Published by: Radwa Ramadan El-Sherif
Last Saturday, Libya’s High National Elections Commission (HNEC (announced the delay in publishing the final list of the presidential candidates, quoting its plans on judicial and legal procedures related to the electoral process.
“The Commission will adopt some judicial procedures in communication with the Supreme Judicial Council, and legal procedures in communication with the House of Representatives, before publishing the final list of candidates and announcing the commencement of the electoral campaign,” the HNEC said in a statement.
The HNEC was supposed to announce the final list of the presidential candidates after the judicial appeals ended on Tuesday.
On its part, The Libyan commission reviewing the judicial verdicts regarding the presidential candidates’ challenges, promising every effort to ensure that all its decisions are in line with the issued verdicts.
Although many Libyan and foreign officials continued their public calls for the elections to be held as scheduled. However, others expressed their skepticism due to factional rifts in the war-torn country.
Significant delays may increase the risk of derailing the broader peace process in Libya, although disputed elections held without clear agreement on rules or eligible candidates also constitute immediate risks to stability. Will Libya slid into the abyss again?
Challenges and divisions
Criticisms against the interim government
In a statement addressed by 17 members of the Political Dialogue Forum to the Secretary-General of the United Nations, Antonio Guterres, in which they criticized Prime Minister Abdel Hamid Al-Dabaiba for violating the road map which was approved by the forum regarding the government’s duties as a sponsor, impartial and guarantor of the electoral process, as well as exceeding the pledges that guarantee the impartiality of this authority.
Suspicions spread about the Libyan interim government. Despite the interim government’s pledges to commit to unifying institutions and addressing major crises in the country, and its pledge not to run in the upcoming presidential elections, all of this was ignored.
Brotherhood obstructing elections
While the Libyans and the international community are increasingly insisting on holding the elections on December 24, the Islamist Brotherhood is defying the will of the Libyans and the international community to hold the elections on December 24.
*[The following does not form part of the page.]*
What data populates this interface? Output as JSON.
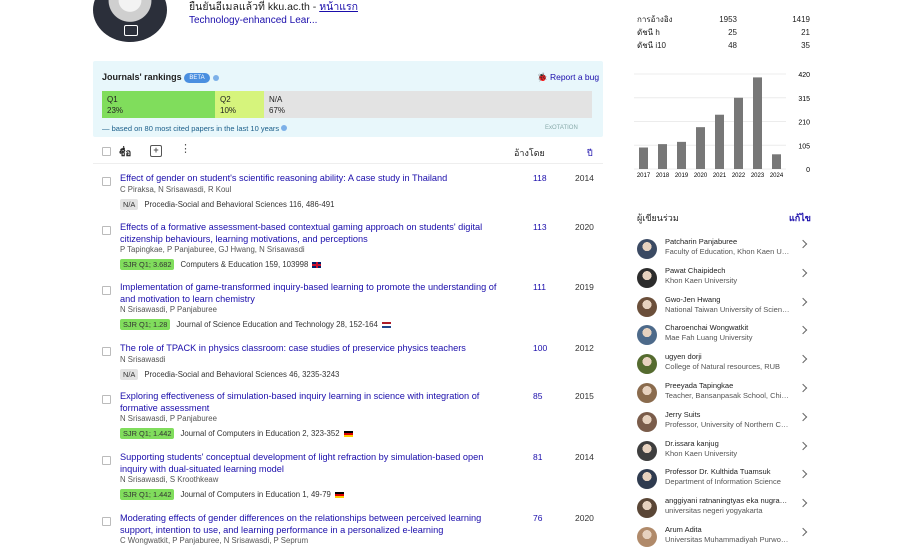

The group is trying to obstruct the electoral process, as militias in western Libyan cities have recently besieged and closed a number of election centers and forced their employees to leave them forcibly.
A number of them are also holding a sit-in within the walls of the High Electoral Commission, putting some pressure on it until the announcement of the final list of candidates for the presidential elections.
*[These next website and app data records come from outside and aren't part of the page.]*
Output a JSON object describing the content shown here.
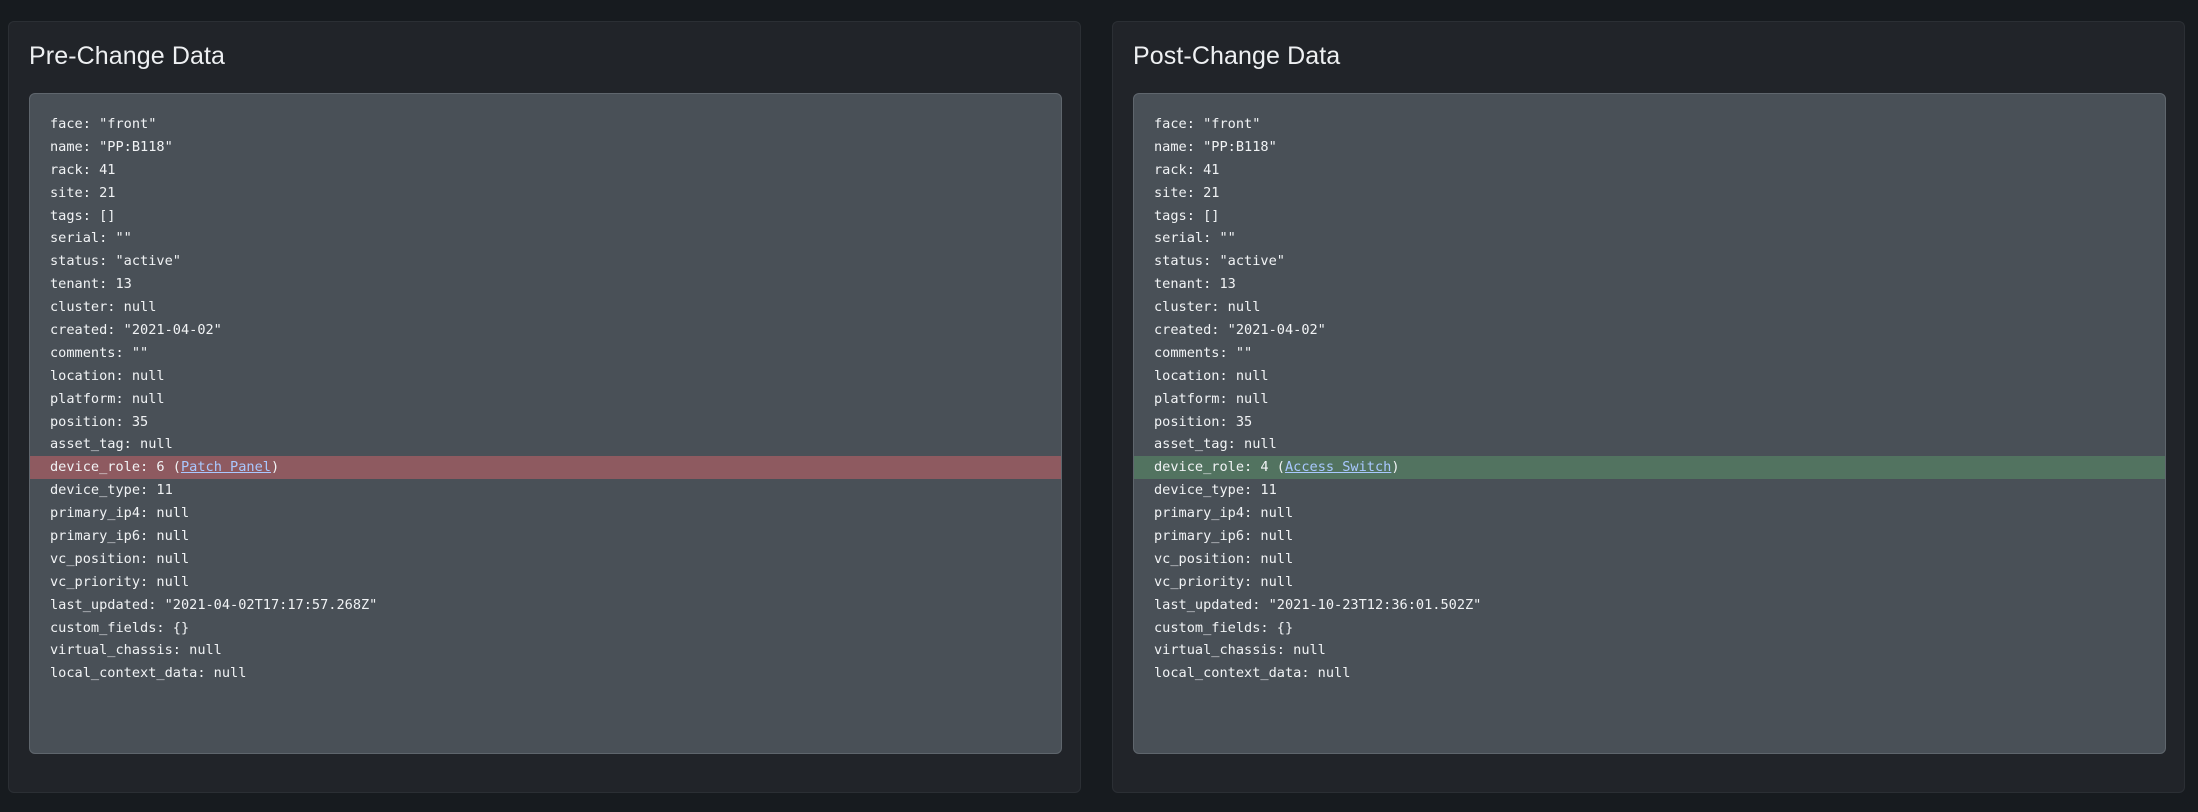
{
  "pre": {
    "title": "Pre-Change Data",
    "lines": [
      {
        "text": "face: \"front\""
      },
      {
        "text": "name: \"PP:B118\""
      },
      {
        "text": "rack: 41"
      },
      {
        "text": "site: 21"
      },
      {
        "text": "tags: []"
      },
      {
        "text": "serial: \"\""
      },
      {
        "text": "status: \"active\""
      },
      {
        "text": "tenant: 13"
      },
      {
        "text": "cluster: null"
      },
      {
        "text": "created: \"2021-04-02\""
      },
      {
        "text": "comments: \"\""
      },
      {
        "text": "location: null"
      },
      {
        "text": "platform: null"
      },
      {
        "text": "position: 35"
      },
      {
        "text": "asset_tag: null"
      },
      {
        "text": "device_role: 6 (",
        "link": "Patch Panel",
        "suffix": ")",
        "highlight": "removed"
      },
      {
        "text": "device_type: 11"
      },
      {
        "text": "primary_ip4: null"
      },
      {
        "text": "primary_ip6: null"
      },
      {
        "text": "vc_position: null"
      },
      {
        "text": "vc_priority: null"
      },
      {
        "text": "last_updated: \"2021-04-02T17:17:57.268Z\""
      },
      {
        "text": "custom_fields: {}"
      },
      {
        "text": "virtual_chassis: null"
      },
      {
        "text": "local_context_data: null"
      }
    ]
  },
  "post": {
    "title": "Post-Change Data",
    "lines": [
      {
        "text": "face: \"front\""
      },
      {
        "text": "name: \"PP:B118\""
      },
      {
        "text": "rack: 41"
      },
      {
        "text": "site: 21"
      },
      {
        "text": "tags: []"
      },
      {
        "text": "serial: \"\""
      },
      {
        "text": "status: \"active\""
      },
      {
        "text": "tenant: 13"
      },
      {
        "text": "cluster: null"
      },
      {
        "text": "created: \"2021-04-02\""
      },
      {
        "text": "comments: \"\""
      },
      {
        "text": "location: null"
      },
      {
        "text": "platform: null"
      },
      {
        "text": "position: 35"
      },
      {
        "text": "asset_tag: null"
      },
      {
        "text": "device_role: 4 (",
        "link": "Access Switch",
        "suffix": ")",
        "highlight": "added"
      },
      {
        "text": "device_type: 11"
      },
      {
        "text": "primary_ip4: null"
      },
      {
        "text": "primary_ip6: null"
      },
      {
        "text": "vc_position: null"
      },
      {
        "text": "vc_priority: null"
      },
      {
        "text": "last_updated: \"2021-10-23T12:36:01.502Z\""
      },
      {
        "text": "custom_fields: {}"
      },
      {
        "text": "virtual_chassis: null"
      },
      {
        "text": "local_context_data: null"
      }
    ]
  },
  "colors": {
    "removed_highlight": "#8e5a60",
    "added_highlight": "#527360",
    "link": "#a9c8ff"
  }
}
Seif al-Islam Gaddafi back in Libya’s presidential race
The Court of Appeal in the southern city of Sabhā has accepted appeal by Seif Al-Islam Gaddafi, son of the former Libyan leader Muammar Gaddafi, bringing him back into the race for the presidential election to be hold on December 24. However, he is wanted by the International Criminal Court for alleged crimes against humanity during the revolt held by the Libyan militia for six years, he was released in 2017.
Will the elections be postponed?
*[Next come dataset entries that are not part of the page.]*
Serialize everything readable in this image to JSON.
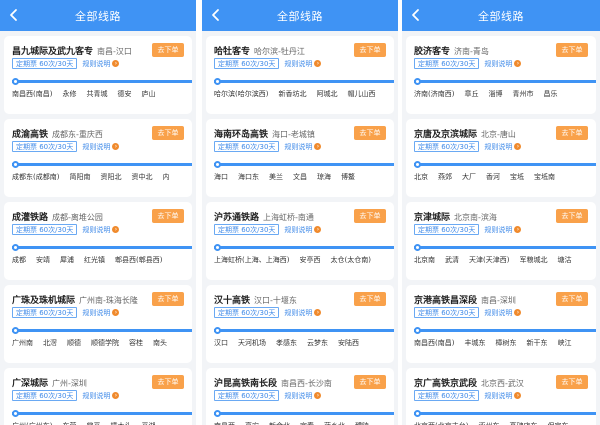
{
  "colors": {
    "header": "#3f93f4",
    "buy": "#f9a14a",
    "tag": "#3f8ae8",
    "rule_dot": "#f08a2c"
  },
  "phones": [
    {
      "title": "全部线路",
      "cards": [
        {
          "name": "昌九城际及武九客专",
          "route": "南昌-汉口",
          "buy": "去下单",
          "tag": "定期票 60次/30天",
          "rule": "规则说明",
          "stations": [
            "南昌西(南昌)",
            "永修",
            "共青城",
            "德安",
            "庐山"
          ]
        },
        {
          "name": "成渝高铁",
          "route": "成都东-重庆西",
          "buy": "去下单",
          "tag": "定期票 60次/30天",
          "rule": "规则说明",
          "stations": [
            "成都东(成都南)",
            "简阳南",
            "资阳北",
            "资中北",
            "内"
          ]
        },
        {
          "name": "成灌铁路",
          "route": "成都-离堆公园",
          "buy": "去下单",
          "tag": "定期票 60次/30天",
          "rule": "规则说明",
          "stations": [
            "成都",
            "安靖",
            "犀浦",
            "红光镇",
            "郫县西(郫县西)"
          ]
        },
        {
          "name": "广珠及珠机城际",
          "route": "广州南-珠海长隆",
          "buy": "去下单",
          "tag": "定期票 60次/30天",
          "rule": "规则说明",
          "stations": [
            "广州南",
            "北滘",
            "顺德",
            "顺德学院",
            "容桂",
            "南头"
          ]
        },
        {
          "name": "广深城际",
          "route": "广州-深圳",
          "buy": "去下单",
          "tag": "定期票 60次/30天",
          "rule": "规则说明",
          "stations": [
            "广州(广州东)",
            "东莞",
            "常平",
            "樟木头",
            "平湖"
          ]
        }
      ]
    },
    {
      "title": "全部线路",
      "cards": [
        {
          "name": "哈牡客专",
          "route": "哈尔滨-牡丹江",
          "buy": "去下单",
          "tag": "定期票 60次/30天",
          "rule": "规则说明",
          "stations": [
            "哈尔滨(哈尔滨西)",
            "新香坊北",
            "阿城北",
            "帽儿山西"
          ]
        },
        {
          "name": "海南环岛高铁",
          "route": "海口-老城镇",
          "buy": "去下单",
          "tag": "定期票 60次/30天",
          "rule": "规则说明",
          "stations": [
            "海口",
            "海口东",
            "美兰",
            "文昌",
            "琼海",
            "博鳌"
          ]
        },
        {
          "name": "沪苏通铁路",
          "route": "上海虹桥-南通",
          "buy": "去下单",
          "tag": "定期票 60次/30天",
          "rule": "规则说明",
          "stations": [
            "上海虹桥(上海、上海西)",
            "安亭西",
            "太仓(太仓南)"
          ]
        },
        {
          "name": "汉十高铁",
          "route": "汉口-十堰东",
          "buy": "去下单",
          "tag": "定期票 60次/30天",
          "rule": "规则说明",
          "stations": [
            "汉口",
            "天河机场",
            "孝感东",
            "云梦东",
            "安陆西"
          ]
        },
        {
          "name": "沪昆高铁南长段",
          "route": "南昌西-长沙南",
          "buy": "去下单",
          "tag": "定期票 60次/30天",
          "rule": "规则说明",
          "stations": [
            "南昌西",
            "高安",
            "新余北",
            "宜春",
            "萍乡北",
            "醴陵"
          ]
        }
      ]
    },
    {
      "title": "全部线路",
      "cards": [
        {
          "name": "胶济客专",
          "route": "济南-青岛",
          "buy": "去下单",
          "tag": "定期票 60次/30天",
          "rule": "规则说明",
          "stations": [
            "济南(济南西)",
            "章丘",
            "淄博",
            "青州市",
            "昌乐"
          ]
        },
        {
          "name": "京唐及京滨城际",
          "route": "北京-唐山",
          "buy": "去下单",
          "tag": "定期票 60次/30天",
          "rule": "规则说明",
          "stations": [
            "北京",
            "燕郊",
            "大厂",
            "香河",
            "宝坻",
            "宝坻南"
          ]
        },
        {
          "name": "京津城际",
          "route": "北京南-滨海",
          "buy": "去下单",
          "tag": "定期票 60次/30天",
          "rule": "规则说明",
          "stations": [
            "北京南",
            "武清",
            "天津(天津西)",
            "军粮城北",
            "塘沽"
          ]
        },
        {
          "name": "京港高铁昌深段",
          "route": "南昌-深圳",
          "buy": "去下单",
          "tag": "定期票 60次/30天",
          "rule": "规则说明",
          "stations": [
            "南昌西(南昌)",
            "丰城东",
            "樟树东",
            "新干东",
            "峡江"
          ]
        },
        {
          "name": "京广高铁京武段",
          "route": "北京西-武汉",
          "buy": "去下单",
          "tag": "定期票 60次/30天",
          "rule": "规则说明",
          "stations": [
            "北京西(北京丰台)",
            "涿州东",
            "高碑店东",
            "保定东"
          ]
        }
      ]
    }
  ]
}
A number of candidates for the Libyan presidential elections confirmed in a virtual symposium for candidates for the presidential elections in Libya, which was held yesterday, that they do not mind moving the election date as required due to technical necessities, provided that the date of December 24 is included in the electoral procedures period.
The meeting also affirmed a full commitment to the right of Libyans to express their will to choose their leaders through the ballot boxes, and their willingness to cast their votes to choose the country’s president and members of the next legislative authority.
In conclusion, Libya intends to hold national elections on December 24, to end 10 years of power struggle and the conflict of legitimacy according to the outcomes of the Libyan political dialogue held in Tunisia in November 2020.
However, there are voices calling for postponement and others for the entitlement to take place on the scheduled date, December 24, and between the two sides, the Libyans are waiting for the next step to determine the fate of the country.
All the current indicators are heading towards postponement, by inferring the delay of the High Elections Commission in announcing the final list of presidential candidates, giving the signal for the launch of propaganda campaigns, and announcing political actors, their desire to postpone the electoral date to arrange the papers again.
Postponing the elections will further complicate the scene and the diplomatic path, unlike the loss of confidence in the international community, which is demanding and pushing for the completion of the electoral process, and if it is postponed, it will be a major failure of the international powers towards the Libyan crisis.
This delay puts strong pressure on the date of the elections set for December 24, and does not leave enough time for campaigning period for the candidates accepted in these elections, leaving only the option to delay the elections for weeks or months.
The international parties fear that the postponement of the elections will lead to a derailment of the peace process in Libya, and the return of violence and fighting to the country, especially in light of the failure of the Libyan actors to agree on the rules or qualified candidates.
While the upcoming elections were expected to unite the Libyans and the country and end a decade of chaos, political and regional divisions re-emerged between the three camps in the west and east of Libya, including the current of the resurgent former regime.